* [REQUIREMENT]: Check each line of the entries below for the word "false", then state how many lines have it and nothing more.

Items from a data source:
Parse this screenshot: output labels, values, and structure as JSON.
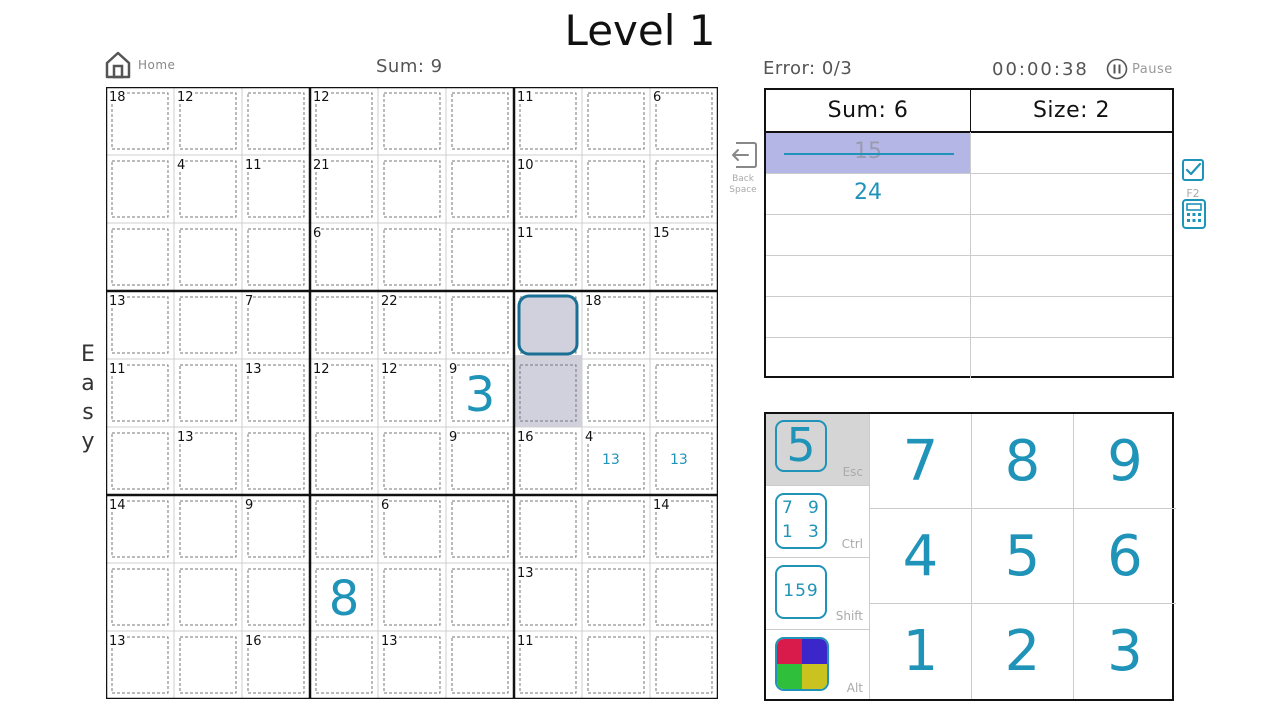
{
  "title": "Level 1",
  "home": {
    "label": "Home",
    "icon": "home-icon"
  },
  "sum_display": "Sum: 9",
  "error_display": "Error: 0/3",
  "timer": "00:00:38",
  "pause": {
    "label": "Pause",
    "icon": "pause-icon"
  },
  "difficulty": [
    "E",
    "a",
    "s",
    "y"
  ],
  "board": {
    "cage_sums": [
      {
        "r": 0,
        "c": 0,
        "sum": "18"
      },
      {
        "r": 0,
        "c": 1,
        "sum": "12"
      },
      {
        "r": 0,
        "c": 3,
        "sum": "12"
      },
      {
        "r": 0,
        "c": 6,
        "sum": "11"
      },
      {
        "r": 0,
        "c": 8,
        "sum": "6"
      },
      {
        "r": 1,
        "c": 1,
        "sum": "4"
      },
      {
        "r": 1,
        "c": 2,
        "sum": "11"
      },
      {
        "r": 1,
        "c": 3,
        "sum": "21"
      },
      {
        "r": 1,
        "c": 6,
        "sum": "10"
      },
      {
        "r": 2,
        "c": 3,
        "sum": "6"
      },
      {
        "r": 2,
        "c": 6,
        "sum": "11"
      },
      {
        "r": 2,
        "c": 8,
        "sum": "15"
      },
      {
        "r": 3,
        "c": 0,
        "sum": "13"
      },
      {
        "r": 3,
        "c": 2,
        "sum": "7"
      },
      {
        "r": 3,
        "c": 4,
        "sum": "22"
      },
      {
        "r": 3,
        "c": 7,
        "sum": "18"
      },
      {
        "r": 4,
        "c": 0,
        "sum": "11"
      },
      {
        "r": 4,
        "c": 2,
        "sum": "13"
      },
      {
        "r": 4,
        "c": 3,
        "sum": "12"
      },
      {
        "r": 4,
        "c": 4,
        "sum": "12"
      },
      {
        "r": 4,
        "c": 5,
        "sum": "9"
      },
      {
        "r": 5,
        "c": 1,
        "sum": "13"
      },
      {
        "r": 5,
        "c": 5,
        "sum": "9"
      },
      {
        "r": 5,
        "c": 6,
        "sum": "16"
      },
      {
        "r": 5,
        "c": 7,
        "sum": "4"
      },
      {
        "r": 6,
        "c": 0,
        "sum": "14"
      },
      {
        "r": 6,
        "c": 2,
        "sum": "9"
      },
      {
        "r": 6,
        "c": 4,
        "sum": "6"
      },
      {
        "r": 6,
        "c": 8,
        "sum": "14"
      },
      {
        "r": 7,
        "c": 6,
        "sum": "13"
      },
      {
        "r": 8,
        "c": 0,
        "sum": "13"
      },
      {
        "r": 8,
        "c": 2,
        "sum": "16"
      },
      {
        "r": 8,
        "c": 4,
        "sum": "13"
      },
      {
        "r": 8,
        "c": 6,
        "sum": "11"
      }
    ],
    "digits": [
      {
        "r": 4,
        "c": 5,
        "value": "3"
      },
      {
        "r": 7,
        "c": 3,
        "value": "8"
      }
    ],
    "candidates": [
      {
        "r": 5,
        "c": 7,
        "value": "13"
      },
      {
        "r": 5,
        "c": 8,
        "value": "13"
      }
    ],
    "selected": {
      "r": 3,
      "c": 6
    },
    "highlighted": [
      {
        "r": 4,
        "c": 6
      }
    ],
    "colors": {
      "digit": "#1f93b8",
      "selection_border": "#1a6f94",
      "highlight": "#d1d1dd"
    }
  },
  "hint_table": {
    "sum_header": "Sum: 6",
    "size_header": "Size: 2",
    "combos": [
      {
        "value": "15",
        "struck": true
      },
      {
        "value": "24",
        "struck": false
      }
    ],
    "strike_color": "#1f93b8",
    "struck_bg": "#b4b7e6"
  },
  "backspace": {
    "label_line1": "Back",
    "label_line2": "Space",
    "icon": "backspace-icon"
  },
  "f2": {
    "label": "F2",
    "icon": "checkbox-icon"
  },
  "calculator": {
    "icon": "calculator-icon"
  },
  "keypad": {
    "modes": [
      {
        "key": "Esc",
        "sample": "5",
        "active": true,
        "name": "normal"
      },
      {
        "key": "Ctrl",
        "sample": [
          "7",
          "9",
          "1",
          "3"
        ],
        "name": "corner"
      },
      {
        "key": "Shift",
        "sample": "159",
        "name": "center"
      },
      {
        "key": "Alt",
        "colors": [
          "#d81b4a",
          "#3b27c9",
          "#2fbf3b",
          "#c9c21f"
        ],
        "name": "color"
      }
    ],
    "numbers": [
      "7",
      "8",
      "9",
      "4",
      "5",
      "6",
      "1",
      "2",
      "3"
    ]
  }
}
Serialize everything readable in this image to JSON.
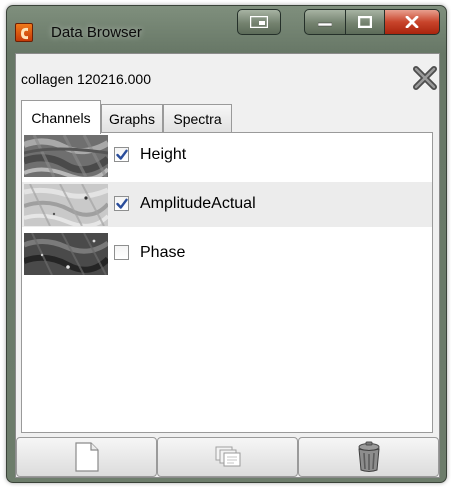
{
  "window": {
    "title": "Data Browser",
    "icon": "app-logo-icon",
    "controls": [
      "snap-icon",
      "minimize-icon",
      "maximize-icon",
      "close-icon"
    ]
  },
  "file": {
    "name": "collagen 120216.000",
    "close_icon": "close-x-icon"
  },
  "tabs": [
    {
      "label": "Channels",
      "active": true
    },
    {
      "label": "Graphs",
      "active": false
    },
    {
      "label": "Spectra",
      "active": false
    }
  ],
  "channels": [
    {
      "label": "Height",
      "checked": true
    },
    {
      "label": "AmplitudeActual",
      "checked": true
    },
    {
      "label": "Phase",
      "checked": false
    }
  ],
  "toolbar": {
    "buttons": [
      "new-document-icon",
      "duplicate-icon",
      "trash-icon"
    ]
  },
  "colors": {
    "title_bar": "#6d7d6b",
    "close_button": "#c8442b",
    "checkmark": "#2a4d9b",
    "row_alt": "#ececec"
  }
}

* [TASK OUTPUT]: 4